* _PROBLEM DESCRIPTION_
Repeat the entries exactly but omit the pictures.

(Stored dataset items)
·····
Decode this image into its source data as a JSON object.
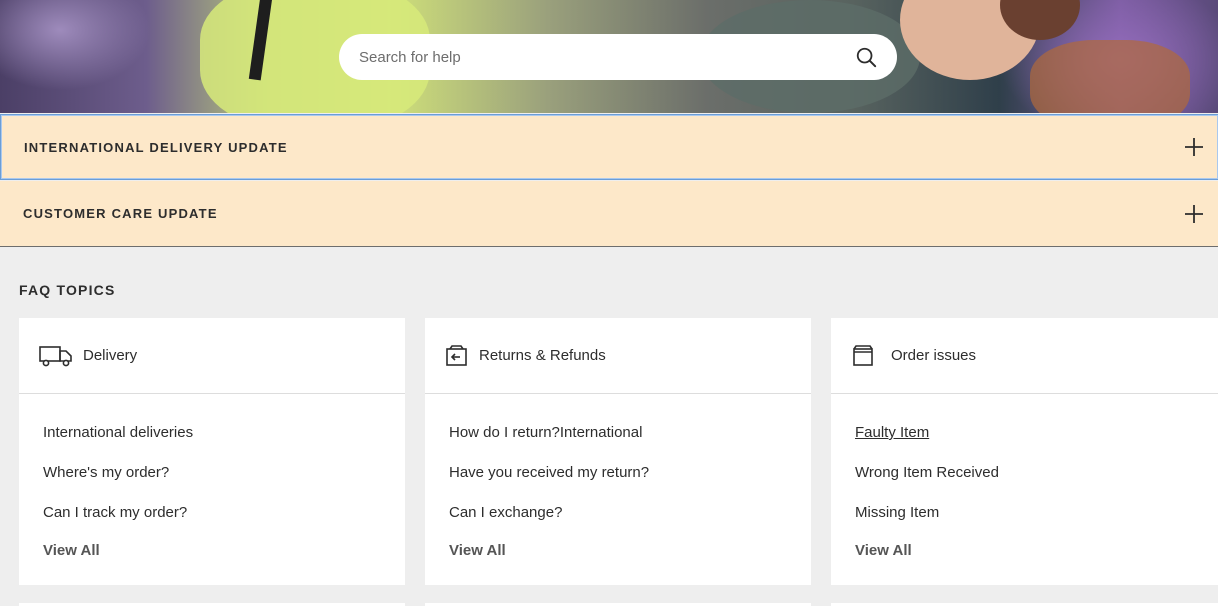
{
  "search": {
    "placeholder": "Search for help"
  },
  "updates": [
    {
      "title": "INTERNATIONAL DELIVERY UPDATE"
    },
    {
      "title": "CUSTOMER CARE UPDATE"
    }
  ],
  "faq": {
    "heading": "FAQ TOPICS",
    "topics": [
      {
        "title": "Delivery",
        "icon": "delivery-truck-icon",
        "links": [
          "International deliveries",
          "Where's my order?",
          "Can I track my order?"
        ],
        "view_all": "View All"
      },
      {
        "title": "Returns & Refunds",
        "icon": "return-box-icon",
        "links": [
          "How do I return?International",
          "Have you received my return?",
          "Can I exchange?"
        ],
        "view_all": "View All"
      },
      {
        "title": "Order issues",
        "icon": "order-box-icon",
        "links": [
          "Faulty Item",
          "Wrong Item Received",
          "Missing Item"
        ],
        "view_all": "View All"
      }
    ]
  }
}
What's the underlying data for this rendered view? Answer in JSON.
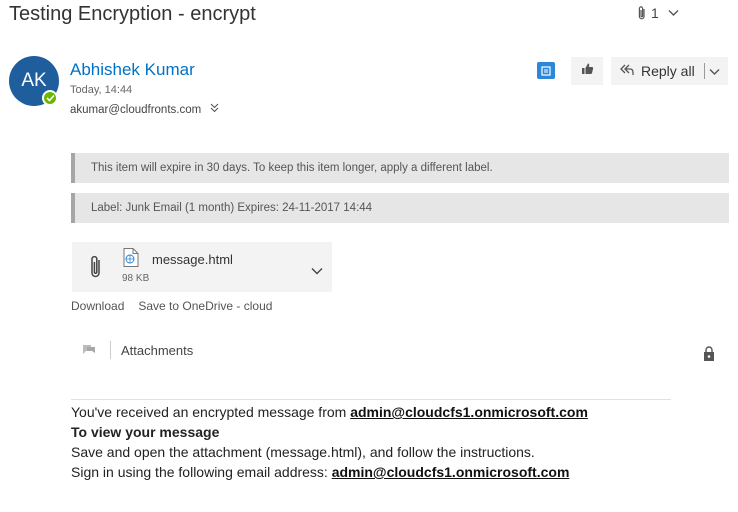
{
  "subject": "Testing Encryption - encrypt",
  "attachment_count": "1",
  "sender": {
    "initials": "AK",
    "name": "Abhishek Kumar",
    "date": "Today, 14:44",
    "to": "akumar@cloudfronts.com"
  },
  "toolbar": {
    "reply_all_label": "Reply all"
  },
  "notices": {
    "expire": "This item will expire in 30 days. To keep this item longer, apply a different label.",
    "label": "Label: Junk Email (1 month) Expires: 24-11-2017 14:44"
  },
  "attachment": {
    "name": "message.html",
    "size": "98 KB",
    "download_label": "Download",
    "save_label": "Save to OneDrive - cloud"
  },
  "attachments_section": {
    "label": "Attachments"
  },
  "message": {
    "line1_prefix": "You've received an encrypted message from ",
    "line1_link": "admin@cloudcfs1.onmicrosoft.com",
    "line2": "To view your message",
    "line3": "Save and open the attachment (message.html), and follow the instructions.",
    "line4_prefix": "Sign in using the following email address: ",
    "line4_link": "admin@cloudcfs1.onmicrosoft.com"
  },
  "colors": {
    "accent": "#0072c6",
    "avatar": "#1f5e9c",
    "presence": "#6bb700"
  }
}
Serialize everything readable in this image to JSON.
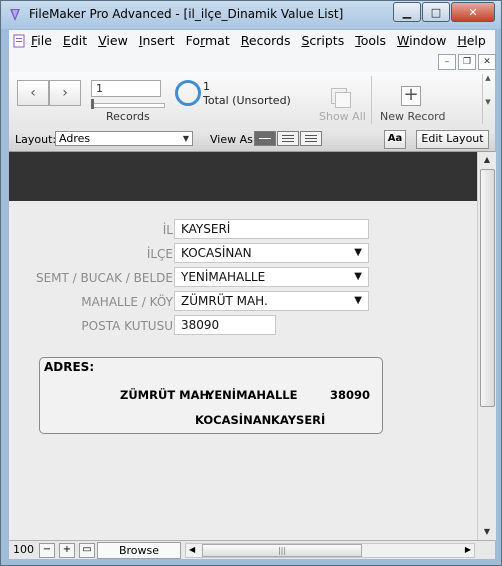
{
  "window": {
    "title": "FileMaker Pro Advanced - [il_ilçe_Dinamik Value List]"
  },
  "menu": [
    {
      "u": "F",
      "rest": "ile"
    },
    {
      "u": "E",
      "rest": "dit"
    },
    {
      "u": "V",
      "rest": "iew"
    },
    {
      "u": "I",
      "rest": "nsert"
    },
    {
      "pre": "Fo",
      "u": "r",
      "rest": "mat"
    },
    {
      "u": "R",
      "rest": "ecords"
    },
    {
      "u": "S",
      "rest": "cripts"
    },
    {
      "u": "T",
      "rest": "ools"
    },
    {
      "u": "W",
      "rest": "indow"
    },
    {
      "u": "H",
      "rest": "elp"
    }
  ],
  "toolbar": {
    "record_number": "1",
    "records_label": "Records",
    "found_count": "1",
    "found_status": "Total (Unsorted)",
    "show_all_label": "Show All",
    "new_record_label": "New Record"
  },
  "layout_bar": {
    "layout_label": "Layout:",
    "layout_value": "Adres",
    "view_as_label": "View As:",
    "aa_label": "Aa",
    "edit_layout_label": "Edit Layout"
  },
  "form": {
    "il_label": "İL",
    "il_value": "KAYSERİ",
    "ilce_label": "İLÇE",
    "ilce_value": "KOCASİNAN",
    "semt_label": "SEMT / BUCAK / BELDE",
    "semt_value": "YENİMAHALLE",
    "mahalle_label": "MAHALLE / KÖY",
    "mahalle_value": "ZÜMRÜT MAH.",
    "posta_label": "POSTA KUTUSU",
    "posta_value": "38090"
  },
  "address": {
    "title": "ADRES:",
    "mahalle": "ZÜMRÜT MAH.",
    "semt": "YENİMAHALLE",
    "posta": "38090",
    "ilce": "KOCASİNAN",
    "il": "KAYSERİ"
  },
  "status_bar": {
    "zoom": "100",
    "mode": "Browse"
  }
}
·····
* _SOLUTION FOR THIS EXERCISE_
Decode this image into its source data as a JSON object.
{
  "search": {
    "placeholder": "Search for help"
  },
  "updates": [
    {
      "title": "INTERNATIONAL DELIVERY UPDATE"
    },
    {
      "title": "CUSTOMER CARE UPDATE"
    }
  ],
  "faq": {
    "heading": "FAQ TOPICS",
    "topics": [
      {
        "title": "Delivery",
        "icon": "delivery-truck-icon",
        "links": [
          "International deliveries",
          "Where's my order?",
          "Can I track my order?"
        ],
        "view_all": "View All"
      },
      {
        "title": "Returns & Refunds",
        "icon": "return-box-icon",
        "links": [
          "How do I return?International",
          "Have you received my return?",
          "Can I exchange?"
        ],
        "view_all": "View All"
      },
      {
        "title": "Order issues",
        "icon": "order-box-icon",
        "links": [
          "Faulty Item",
          "Wrong Item Received",
          "Missing Item"
        ],
        "view_all": "View All"
      }
    ]
  }
}
What's the underlying data for this rendered view? Answer in JSON.
{
  "subject": "Testing Encryption - encrypt",
  "attachment_count": "1",
  "sender": {
    "initials": "AK",
    "name": "Abhishek Kumar",
    "date": "Today, 14:44",
    "to": "akumar@cloudfronts.com"
  },
  "toolbar": {
    "reply_all_label": "Reply all"
  },
  "notices": {
    "expire": "This item will expire in 30 days. To keep this item longer, apply a different label.",
    "label": "Label: Junk Email (1 month) Expires: 24-11-2017 14:44"
  },
  "attachment": {
    "name": "message.html",
    "size": "98 KB",
    "download_label": "Download",
    "save_label": "Save to OneDrive - cloud"
  },
  "attachments_section": {
    "label": "Attachments"
  },
  "message": {
    "line1_prefix": "You've received an encrypted message from ",
    "line1_link": "admin@cloudcfs1.onmicrosoft.com",
    "line2": "To view your message",
    "line3": "Save and open the attachment (message.html), and follow the instructions.",
    "line4_prefix": "Sign in using the following email address: ",
    "line4_link": "admin@cloudcfs1.onmicrosoft.com"
  },
  "colors": {
    "accent": "#0072c6",
    "avatar": "#1f5e9c",
    "presence": "#6bb700"
  }
}
Serialize everything readable in this image to JSON.
{
  "window": {
    "title": "FileMaker Pro Advanced - [il_ilçe_Dinamik Value List]"
  },
  "menu": [
    {
      "u": "F",
      "rest": "ile"
    },
    {
      "u": "E",
      "rest": "dit"
    },
    {
      "u": "V",
      "rest": "iew"
    },
    {
      "u": "I",
      "rest": "nsert"
    },
    {
      "pre": "Fo",
      "u": "r",
      "rest": "mat"
    },
    {
      "u": "R",
      "rest": "ecords"
    },
    {
      "u": "S",
      "rest": "cripts"
    },
    {
      "u": "T",
      "rest": "ools"
    },
    {
      "u": "W",
      "rest": "indow"
    },
    {
      "u": "H",
      "rest": "elp"
    }
  ],
  "toolbar": {
    "record_number": "1",
    "records_label": "Records",
    "found_count": "1",
    "found_status": "Total (Unsorted)",
    "show_all_label": "Show All",
    "new_record_label": "New Record"
  },
  "layout_bar": {
    "layout_label": "Layout:",
    "layout_value": "Adres",
    "view_as_label": "View As:",
    "aa_label": "Aa",
    "edit_layout_label": "Edit Layout"
  },
  "form": {
    "il_label": "İL",
    "il_value": "KAYSERİ",
    "ilce_label": "İLÇE",
    "ilce_value": "KOCASİNAN",
    "semt_label": "SEMT / BUCAK / BELDE",
    "semt_value": "YENİMAHALLE",
    "mahalle_label": "MAHALLE / KÖY",
    "mahalle_value": "ZÜMRÜT MAH.",
    "posta_label": "POSTA KUTUSU",
    "posta_value": "38090"
  },
  "address": {
    "title": "ADRES:",
    "mahalle": "ZÜMRÜT MAH.",
    "semt": "YENİMAHALLE",
    "posta": "38090",
    "ilce": "KOCASİNAN",
    "il": "KAYSERİ"
  },
  "status_bar": {
    "zoom": "100",
    "mode": "Browse"
  }
}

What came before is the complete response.